Starting point / motivation
Testing the relationship between quantum and classical physics in space and, in particular, quantum decoherence has been identified by ESA as an area of interest in the course of ESA's call for New Science Ideas. To do so and to test quantum coherence with massive physical systems, they have to be isolated from decohering effects like blackbody radiation and gas collisions.
The PI of the present project proposal is also the PI of an international effort towards performing such tests of quantum physics in space. He has been the lead proposer of the MAQRO mission proposal in response to ESA’s M3 call for a medium-sized mission in 2010, for an updated proposal in response to ESA’s M4 call in 2015, and for a corresponding adapted proposal in response to ESA’s 2016 call for New Science Ideas.
The proposal for this last call was successful, and Rainer Kaltenbaek now heads an international team into a study to be conducted in ESA’s Concurrent Design Facility (CDF) in the first half of 2018.
In the MAQRO mission proposal, it has been suggested to achieve the required isolation of macroscopic quantum systems by shielding the sensitive region from thermal radiation and allowing direct outgassing to deep space. This approach was analysed in two finite-element studies in collaboration with Airbus Defence and Space (ADS).
Contents and goals
Here, we intend to analyse this approach in greater detail and more independent from ADS by using the COMSOL finite-element analysis suite. On the one hand, we want to perform an independent study using a different software tool than used in earlier studies, where the analyses were performed at ADS using ESATAN.
On the other hand, we want to be able to vary model parameters to investigate their influence on the temperature achievable, and we want to investigate the achievable residual vacuum within the experimental region.
In addition, we plan to investigate potential benefits from combining the passive cooling approach with an active one to see whether this could result in better vacuum and lower environment temperatures.
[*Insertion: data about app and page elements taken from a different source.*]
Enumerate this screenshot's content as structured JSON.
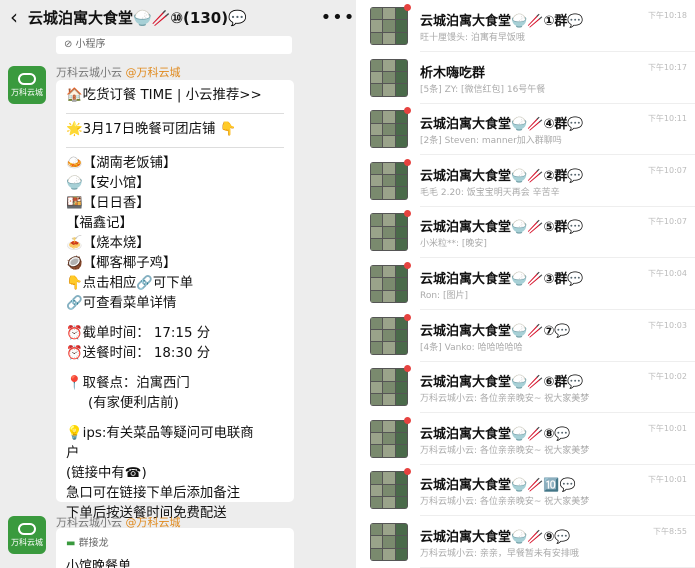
{
  "chat": {
    "back_icon": "back-arrow-icon",
    "title": "云城泊寓大食堂🍚🥢⑩(130)💬",
    "more": "•••",
    "mini_program": "⊘ 小程序",
    "sender1": "万科云城小云",
    "sender1_tag": "@万科云城",
    "avatar_label": "万科云城",
    "lines": [
      "🏠吃货订餐 TIME | 小云推荐>>",
      "🌟3月17日晚餐可团店铺 👇",
      "🍛【湖南老饭铺】",
      "🍚【安小馆】",
      "🍱【日日香】",
      "【福鑫记】",
      "🍝【烧本烧】",
      "🥥【椰客椰子鸡】",
      "👇点击相应🔗可下单",
      "🔗可查看菜单详情",
      "⏰截单时间：  17:15 分",
      "⏰送餐时间：  18:30 分",
      "📍取餐点：泊寓西门",
      "(有家便利店前)",
      "💡ips:有关菜品等疑问可电联商",
      "户",
      "(链接中有☎)",
      "急口可在链接下单后添加备注",
      "下单后按送餐时间免费配送"
    ],
    "sender2": "万科云城小云",
    "sender2_tag": "@万科云城",
    "jielong_label": "群接龙",
    "jielong_cut": "小馆晚餐单"
  },
  "groups": [
    {
      "name": "云城泊寓大食堂🍚🥢①群💬",
      "msg": "旺十厘馒头: 泊寓有早饭哦",
      "time": "下午10:18",
      "dot": true
    },
    {
      "name": "析木嗨吃群",
      "msg": "[5条] ZY: [微信红包] 16号午餐",
      "time": "下午10:17",
      "dot": false
    },
    {
      "name": "云城泊寓大食堂🍚🥢④群💬",
      "msg": "[2条] Steven: manner加入群聊吗",
      "time": "下午10:11",
      "dot": true
    },
    {
      "name": "云城泊寓大食堂🍚🥢②群💬",
      "msg": "毛毛 2.20: 饭宝宝明天再会 辛苦辛",
      "time": "下午10:07",
      "dot": true
    },
    {
      "name": "云城泊寓大食堂🍚🥢⑤群💬",
      "msg": "小米粒**: [晚安]",
      "time": "下午10:07",
      "dot": true
    },
    {
      "name": "云城泊寓大食堂🍚🥢③群💬",
      "msg": "Ron: [图片]",
      "time": "下午10:04",
      "dot": true
    },
    {
      "name": "云城泊寓大食堂🍚🥢⑦💬",
      "msg": "[4条] Vanko: 哈哈哈哈哈",
      "time": "下午10:03",
      "dot": true
    },
    {
      "name": "云城泊寓大食堂🍚🥢⑥群💬",
      "msg": "万科云城小云: 各位亲亲晚安~ 祝大家美梦",
      "time": "下午10:02",
      "dot": true
    },
    {
      "name": "云城泊寓大食堂🍚🥢⑧💬",
      "msg": "万科云城小云: 各位亲亲晚安~ 祝大家美梦",
      "time": "下午10:01",
      "dot": true
    },
    {
      "name": "云城泊寓大食堂🍚🥢🔟💬",
      "msg": "万科云城小云: 各位亲亲晚安~ 祝大家美梦",
      "time": "下午10:01",
      "dot": true
    },
    {
      "name": "云城泊寓大食堂🍚🥢⑨💬",
      "msg": "万科云城小云: 亲亲，早餐暂未有安排哦",
      "time": "下午8:55",
      "dot": false
    }
  ]
}
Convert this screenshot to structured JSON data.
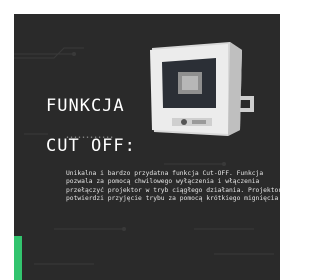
{
  "heading": {
    "line1": "FUNKCJA",
    "line2": "CUT OFF:"
  },
  "separator_dots": "••••••••••••",
  "description": "Unikalna i bardzo przydatna funkcja Cut-OFF. Funkcja pozwala za pomocą chwilowego wyłączenia i włączenia przełączyć projektor w tryb ciągłego działania. Projektor potwierdzi przyjęcie trybu za pomocą krótkiego mignięcia",
  "colors": {
    "panel": "#2a2a2a",
    "accent": "#32c46e",
    "text": "#ffffff"
  },
  "image": {
    "icon": "led-floodlight-with-sensor"
  }
}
Moreover, we want to investigate the feasibility of closing the experimental region to deep space to protect the instrument from potential micro-meteoroid impacts as they were observed in the LISA Pathfinder (LPF) mission.
The proposed project "QuantumShield" also presents a unique opportunity to train a master student in quantum and space technology, and to give him or her the opportunity to collaborate with ADS.
Moreover, the present project presents the opportunity to maintain and to build Austrian expertise in an exciting new field: quantum technologies in space.
Austrian Academy of Sciences - Institute for Quantum Optics and Quantum Information
Austrian Academy of Sciences
Institute for Quantum Optics and Quantum Information
Dr. Rainer Kaltenbaek